Goal has €7m in funding withheld over US investigation
Government holds back money from agency over inquiry into Syria aid operations
A senior manager has resigned from Goal and the Government has withheld a further €7 million in funding from the aid agency. Photograph: Goalglobal.org
A senior manager has resigned from Goal and the Government has withheld a further €7 million in funding from the aid agency as the fallout continues over a US investigation into international aid operations in Syria.
A Goal spokesman confirmed Jonathan Edgar had resigned but declined to comment further.
As chief operations officer, Mr Edgar was a key figure at Goal during a period of major expansion, having joined the agency when it was led by its founding chief executive, John O’Shea.
Goal and other agencies operating in Syria were ordered to halt procurement using some American funds earlier this year, as the US government’s foreign aid arm, USAid, began an investigation into alleged bribery and bid-rigging.
Last June, the Department of Foreign Affairs withheld €2.95 million in humanitarian funding for Goal.
A spokesman yesterday confirmed that, “pending further clarification” on the investigation, a further €7.16 million in long-term development funding had since been held back, bringing the total to €10.1 million.
Irish Aid funding accounted for 9 per cent of Goal’s funding in 2015, providing humanitarian aid to more than 1.15 million people across 10 countries.
“Any funding interruptions present challenges but Goal is managing the situation and all current and ongoing Irish Aid-funded programmes are continuing as normal,” a spokesman for the agency said.
“However, a number of new proposals that had been earmarked for Irish Aid funding are currently on hold.”
Potential conflict of interest
Mr Edgar was one of three people with connections to Goal who in 2013 set up a private firm, Noble House Business PLC, which provides logistics support to aid agencies in the field.
Goal said it became aware of the potential conflict of interest in 2013 and made it clear that involvement by staff with potential service providers was “not acceptable”.
It is understood Mr Edgar was already in the process of severing his ties with Noble House by that time.
As a supplier to many NGOs on the Turkey-Syria border, Noble House has been part of the USAid investigation.
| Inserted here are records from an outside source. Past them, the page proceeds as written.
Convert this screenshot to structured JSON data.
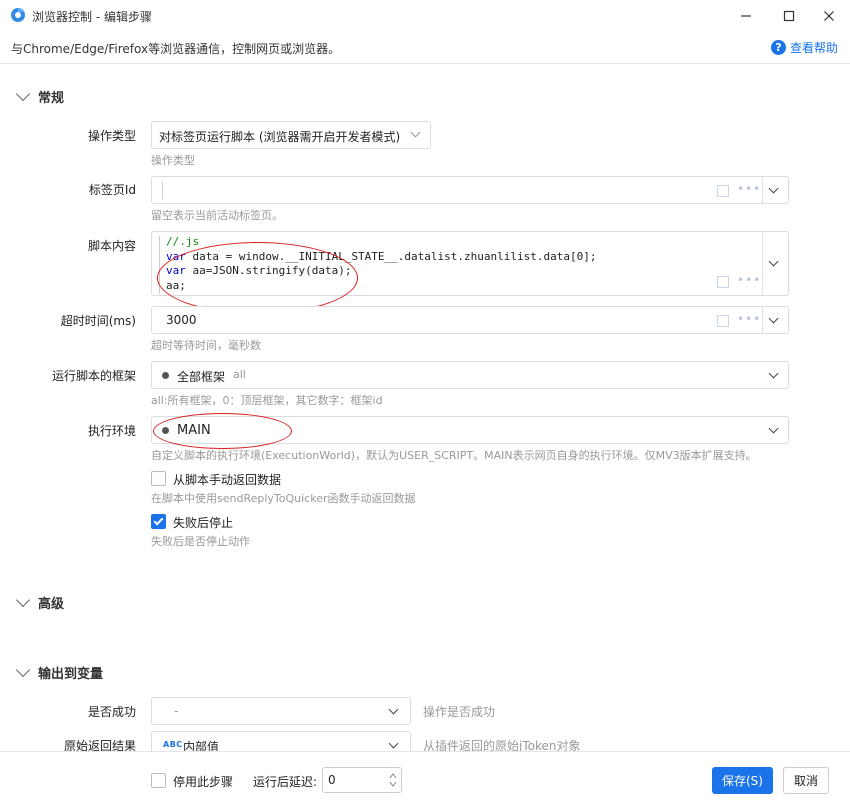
{
  "window": {
    "title": "浏览器控制 - 编辑步骤",
    "description": "与Chrome/Edge/Firefox等浏览器通信，控制网页或浏览器。",
    "help_label": "查看帮助",
    "help_icon": "question-circle-icon"
  },
  "sections": {
    "general": "常规",
    "advanced": "高级",
    "output": "输出到变量"
  },
  "fields": {
    "op_type": {
      "label": "操作类型",
      "value": "对标签页运行脚本 (浏览器需开启开发者模式)",
      "hint": "操作类型"
    },
    "tab_id": {
      "label": "标签页Id",
      "value": "",
      "hint": "留空表示当前活动标签页。"
    },
    "script": {
      "label": "脚本内容",
      "line1": "//.js",
      "line2_kw": "var",
      "line2_rest": " data = window.__INITIAL_STATE__.datalist.zhuanlilist.data[0];",
      "line3_kw": "var",
      "line3_rest": " aa=JSON.stringify(data);",
      "line4": "aa;"
    },
    "timeout": {
      "label": "超时时间(ms)",
      "value": "3000",
      "hint": "超时等待时间，毫秒数"
    },
    "frame": {
      "label": "运行脚本的框架",
      "value": "全部框架",
      "sub": "all",
      "hint": "all:所有框架，0：顶层框架，其它数字：框架id"
    },
    "env": {
      "label": "执行环境",
      "value": "MAIN",
      "hint": "自定义脚本的执行环境(ExecutionWorld)，默认为USER_SCRIPT。MAIN表示网页自身的执行环境。仅MV3版本扩展支持。"
    },
    "manual_return": {
      "label": "从脚本手动返回数据",
      "hint": "在脚本中使用sendReplyToQuicker函数手动返回数据",
      "checked": false
    },
    "stop_on_fail": {
      "label": "失败后停止",
      "hint": "失败后是否停止动作",
      "checked": true
    },
    "success": {
      "label": "是否成功",
      "value": "-",
      "hint": "操作是否成功"
    },
    "raw_result": {
      "label": "原始返回结果",
      "badge": "ABC",
      "value": "内部值",
      "hint": "从插件返回的原始jToken对象"
    }
  },
  "footer": {
    "disable_label": "停用此步骤",
    "delay_label": "运行后延迟:",
    "delay_value": "0",
    "save_label": "保存(S)",
    "cancel_label": "取消"
  },
  "colors": {
    "accent": "#1a73e8",
    "annotation": "#d81e1e"
  }
}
There is no suggestion of wrongdoing by Mr Edgar, however, and he is not believed to be under investigation by USAid.
He did not respond to calls this week.